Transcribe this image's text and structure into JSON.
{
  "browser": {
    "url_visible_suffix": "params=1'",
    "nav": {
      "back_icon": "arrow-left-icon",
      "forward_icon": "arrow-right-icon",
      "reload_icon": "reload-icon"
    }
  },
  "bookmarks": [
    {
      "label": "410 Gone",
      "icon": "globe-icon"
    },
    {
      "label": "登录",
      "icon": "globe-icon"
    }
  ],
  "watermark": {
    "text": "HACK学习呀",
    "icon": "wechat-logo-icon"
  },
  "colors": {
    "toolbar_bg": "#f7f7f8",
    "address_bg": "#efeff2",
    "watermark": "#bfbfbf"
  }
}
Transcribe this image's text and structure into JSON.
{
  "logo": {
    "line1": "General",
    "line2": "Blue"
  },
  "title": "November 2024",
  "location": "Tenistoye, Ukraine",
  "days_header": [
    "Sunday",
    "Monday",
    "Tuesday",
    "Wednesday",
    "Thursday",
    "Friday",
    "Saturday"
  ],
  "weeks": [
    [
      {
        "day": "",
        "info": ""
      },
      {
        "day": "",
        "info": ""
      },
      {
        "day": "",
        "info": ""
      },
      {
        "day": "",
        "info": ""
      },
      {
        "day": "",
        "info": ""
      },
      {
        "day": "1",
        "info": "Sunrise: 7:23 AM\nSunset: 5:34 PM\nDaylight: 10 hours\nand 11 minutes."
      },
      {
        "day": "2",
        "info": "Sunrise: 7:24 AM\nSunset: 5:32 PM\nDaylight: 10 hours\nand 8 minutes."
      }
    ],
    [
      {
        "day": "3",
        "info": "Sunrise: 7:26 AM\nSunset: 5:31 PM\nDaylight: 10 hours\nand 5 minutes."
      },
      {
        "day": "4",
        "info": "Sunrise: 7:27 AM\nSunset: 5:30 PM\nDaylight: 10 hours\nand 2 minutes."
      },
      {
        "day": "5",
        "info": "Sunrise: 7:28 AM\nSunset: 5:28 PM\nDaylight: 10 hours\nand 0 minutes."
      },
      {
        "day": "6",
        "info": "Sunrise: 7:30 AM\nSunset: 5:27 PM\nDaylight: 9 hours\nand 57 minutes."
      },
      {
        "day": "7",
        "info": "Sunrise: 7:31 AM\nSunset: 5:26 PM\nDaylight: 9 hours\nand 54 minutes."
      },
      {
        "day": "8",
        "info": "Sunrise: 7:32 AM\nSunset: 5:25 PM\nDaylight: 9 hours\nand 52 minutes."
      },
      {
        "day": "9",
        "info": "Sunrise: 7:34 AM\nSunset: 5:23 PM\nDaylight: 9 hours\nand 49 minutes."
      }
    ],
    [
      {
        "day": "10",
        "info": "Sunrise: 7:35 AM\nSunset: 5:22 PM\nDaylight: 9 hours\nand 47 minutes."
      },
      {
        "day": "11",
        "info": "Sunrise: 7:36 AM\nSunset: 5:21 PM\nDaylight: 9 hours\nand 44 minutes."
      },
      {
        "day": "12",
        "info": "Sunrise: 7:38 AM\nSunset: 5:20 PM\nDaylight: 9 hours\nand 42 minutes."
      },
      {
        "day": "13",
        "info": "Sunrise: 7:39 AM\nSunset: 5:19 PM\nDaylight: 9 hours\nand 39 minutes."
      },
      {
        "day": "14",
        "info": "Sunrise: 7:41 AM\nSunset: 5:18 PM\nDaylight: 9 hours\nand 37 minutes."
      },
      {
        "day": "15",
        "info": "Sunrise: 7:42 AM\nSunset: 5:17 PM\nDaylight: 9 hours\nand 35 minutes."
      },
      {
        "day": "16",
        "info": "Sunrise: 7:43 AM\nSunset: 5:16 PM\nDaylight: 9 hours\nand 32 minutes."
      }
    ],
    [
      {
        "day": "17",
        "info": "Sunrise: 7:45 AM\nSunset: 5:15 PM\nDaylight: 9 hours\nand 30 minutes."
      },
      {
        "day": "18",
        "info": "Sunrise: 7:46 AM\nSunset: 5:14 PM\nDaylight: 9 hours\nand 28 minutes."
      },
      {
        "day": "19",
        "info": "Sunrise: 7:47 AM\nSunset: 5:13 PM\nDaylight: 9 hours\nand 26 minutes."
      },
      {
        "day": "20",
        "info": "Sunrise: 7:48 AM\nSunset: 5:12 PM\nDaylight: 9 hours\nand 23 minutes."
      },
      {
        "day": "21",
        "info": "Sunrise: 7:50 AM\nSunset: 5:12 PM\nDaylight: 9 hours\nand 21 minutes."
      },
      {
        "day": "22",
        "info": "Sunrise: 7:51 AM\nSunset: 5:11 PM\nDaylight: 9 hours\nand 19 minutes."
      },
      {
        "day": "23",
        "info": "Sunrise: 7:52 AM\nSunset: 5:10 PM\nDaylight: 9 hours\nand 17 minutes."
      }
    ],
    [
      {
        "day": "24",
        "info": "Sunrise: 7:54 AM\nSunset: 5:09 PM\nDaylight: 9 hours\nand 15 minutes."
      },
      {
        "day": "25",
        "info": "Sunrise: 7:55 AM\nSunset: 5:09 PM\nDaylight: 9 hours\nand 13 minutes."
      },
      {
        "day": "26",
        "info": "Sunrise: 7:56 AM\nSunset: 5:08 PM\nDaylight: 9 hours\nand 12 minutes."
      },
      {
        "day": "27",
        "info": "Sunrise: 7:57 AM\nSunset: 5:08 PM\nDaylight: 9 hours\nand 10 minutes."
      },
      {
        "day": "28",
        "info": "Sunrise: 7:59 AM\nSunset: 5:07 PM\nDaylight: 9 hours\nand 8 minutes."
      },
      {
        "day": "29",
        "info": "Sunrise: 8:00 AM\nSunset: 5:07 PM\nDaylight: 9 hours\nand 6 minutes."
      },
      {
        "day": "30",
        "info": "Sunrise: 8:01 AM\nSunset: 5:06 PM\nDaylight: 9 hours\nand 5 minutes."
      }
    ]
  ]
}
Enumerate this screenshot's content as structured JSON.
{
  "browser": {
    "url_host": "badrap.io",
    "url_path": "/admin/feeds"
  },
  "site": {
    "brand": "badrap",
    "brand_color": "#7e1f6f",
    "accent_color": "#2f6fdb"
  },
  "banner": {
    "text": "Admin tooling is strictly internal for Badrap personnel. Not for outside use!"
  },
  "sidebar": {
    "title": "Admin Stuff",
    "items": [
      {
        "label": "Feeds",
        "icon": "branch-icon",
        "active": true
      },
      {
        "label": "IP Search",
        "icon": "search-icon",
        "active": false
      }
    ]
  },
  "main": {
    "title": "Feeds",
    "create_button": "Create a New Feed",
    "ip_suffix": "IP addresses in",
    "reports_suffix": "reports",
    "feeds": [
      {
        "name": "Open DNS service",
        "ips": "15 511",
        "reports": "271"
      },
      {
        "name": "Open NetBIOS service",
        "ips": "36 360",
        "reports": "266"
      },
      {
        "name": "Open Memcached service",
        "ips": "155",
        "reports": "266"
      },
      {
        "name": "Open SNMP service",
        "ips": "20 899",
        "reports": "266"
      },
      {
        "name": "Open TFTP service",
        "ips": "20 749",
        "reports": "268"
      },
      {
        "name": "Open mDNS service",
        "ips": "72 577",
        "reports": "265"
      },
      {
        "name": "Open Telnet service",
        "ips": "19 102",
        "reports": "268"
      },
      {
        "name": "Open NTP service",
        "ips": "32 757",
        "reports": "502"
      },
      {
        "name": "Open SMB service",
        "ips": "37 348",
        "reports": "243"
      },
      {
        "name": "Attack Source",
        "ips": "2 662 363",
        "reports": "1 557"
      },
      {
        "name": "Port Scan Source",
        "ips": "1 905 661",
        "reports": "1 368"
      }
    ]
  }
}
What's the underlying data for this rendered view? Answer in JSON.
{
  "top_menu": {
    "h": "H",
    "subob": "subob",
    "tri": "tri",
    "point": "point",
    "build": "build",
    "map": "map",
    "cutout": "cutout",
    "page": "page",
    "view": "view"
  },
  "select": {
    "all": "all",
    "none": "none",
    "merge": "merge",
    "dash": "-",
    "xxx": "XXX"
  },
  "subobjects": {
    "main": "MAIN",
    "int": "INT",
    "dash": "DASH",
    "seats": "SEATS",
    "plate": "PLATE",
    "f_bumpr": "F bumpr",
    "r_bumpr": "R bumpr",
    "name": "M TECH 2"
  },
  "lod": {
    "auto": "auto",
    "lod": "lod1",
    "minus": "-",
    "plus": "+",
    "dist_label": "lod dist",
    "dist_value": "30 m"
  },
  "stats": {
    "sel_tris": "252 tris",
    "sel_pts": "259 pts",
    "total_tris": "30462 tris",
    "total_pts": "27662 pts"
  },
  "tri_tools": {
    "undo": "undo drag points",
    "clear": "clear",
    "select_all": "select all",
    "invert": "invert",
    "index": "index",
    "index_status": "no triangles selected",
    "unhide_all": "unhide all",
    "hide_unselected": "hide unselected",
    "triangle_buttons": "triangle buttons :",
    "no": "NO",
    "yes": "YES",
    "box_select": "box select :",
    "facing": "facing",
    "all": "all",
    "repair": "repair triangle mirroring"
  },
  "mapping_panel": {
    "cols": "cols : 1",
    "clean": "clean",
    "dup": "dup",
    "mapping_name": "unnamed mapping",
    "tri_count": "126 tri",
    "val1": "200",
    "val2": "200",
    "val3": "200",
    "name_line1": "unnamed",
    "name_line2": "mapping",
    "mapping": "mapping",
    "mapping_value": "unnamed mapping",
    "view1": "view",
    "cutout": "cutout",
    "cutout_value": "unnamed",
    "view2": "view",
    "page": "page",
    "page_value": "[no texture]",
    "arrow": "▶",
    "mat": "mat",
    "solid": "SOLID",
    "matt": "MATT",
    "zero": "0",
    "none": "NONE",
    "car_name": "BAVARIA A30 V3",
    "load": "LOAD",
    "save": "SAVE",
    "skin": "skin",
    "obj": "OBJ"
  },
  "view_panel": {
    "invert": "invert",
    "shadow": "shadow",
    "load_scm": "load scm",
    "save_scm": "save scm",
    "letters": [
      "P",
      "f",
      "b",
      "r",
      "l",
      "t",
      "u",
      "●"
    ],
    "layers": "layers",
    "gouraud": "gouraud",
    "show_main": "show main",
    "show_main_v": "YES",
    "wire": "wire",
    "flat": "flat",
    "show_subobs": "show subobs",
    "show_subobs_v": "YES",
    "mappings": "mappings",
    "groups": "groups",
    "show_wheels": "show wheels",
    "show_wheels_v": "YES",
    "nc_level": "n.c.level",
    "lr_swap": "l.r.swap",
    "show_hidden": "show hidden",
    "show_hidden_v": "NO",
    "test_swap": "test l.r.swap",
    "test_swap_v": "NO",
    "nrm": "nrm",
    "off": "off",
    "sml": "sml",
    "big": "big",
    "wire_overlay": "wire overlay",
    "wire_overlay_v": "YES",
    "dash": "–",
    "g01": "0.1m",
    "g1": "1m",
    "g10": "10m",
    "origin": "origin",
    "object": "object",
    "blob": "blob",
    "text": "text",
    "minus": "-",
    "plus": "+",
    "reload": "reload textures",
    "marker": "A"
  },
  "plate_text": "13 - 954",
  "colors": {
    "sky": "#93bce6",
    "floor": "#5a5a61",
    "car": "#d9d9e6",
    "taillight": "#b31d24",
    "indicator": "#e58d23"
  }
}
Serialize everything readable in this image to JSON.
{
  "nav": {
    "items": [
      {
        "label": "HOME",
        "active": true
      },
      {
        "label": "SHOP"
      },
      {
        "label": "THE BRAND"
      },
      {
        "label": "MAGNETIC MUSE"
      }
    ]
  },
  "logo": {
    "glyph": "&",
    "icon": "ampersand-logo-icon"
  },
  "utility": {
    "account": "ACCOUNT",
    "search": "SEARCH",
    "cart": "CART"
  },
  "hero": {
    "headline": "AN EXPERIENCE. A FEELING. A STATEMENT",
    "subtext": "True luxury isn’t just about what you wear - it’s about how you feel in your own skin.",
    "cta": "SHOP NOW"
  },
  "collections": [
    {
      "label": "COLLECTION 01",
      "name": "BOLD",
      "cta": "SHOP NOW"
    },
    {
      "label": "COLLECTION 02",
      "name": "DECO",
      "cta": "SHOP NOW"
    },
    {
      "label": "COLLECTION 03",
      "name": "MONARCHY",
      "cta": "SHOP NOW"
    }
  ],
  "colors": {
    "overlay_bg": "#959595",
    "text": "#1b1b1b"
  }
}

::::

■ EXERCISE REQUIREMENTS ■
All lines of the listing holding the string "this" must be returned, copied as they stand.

■ TASK ANSWER ■
Transcribe this image's text and structure into JSON.
Transcribe this image's text and structure into JSON.
Enumerate this screenshot's content as structured JSON.
What's the underlying data for this rendered view? Answer in JSON.
Serialize everything readable in this image to JSON.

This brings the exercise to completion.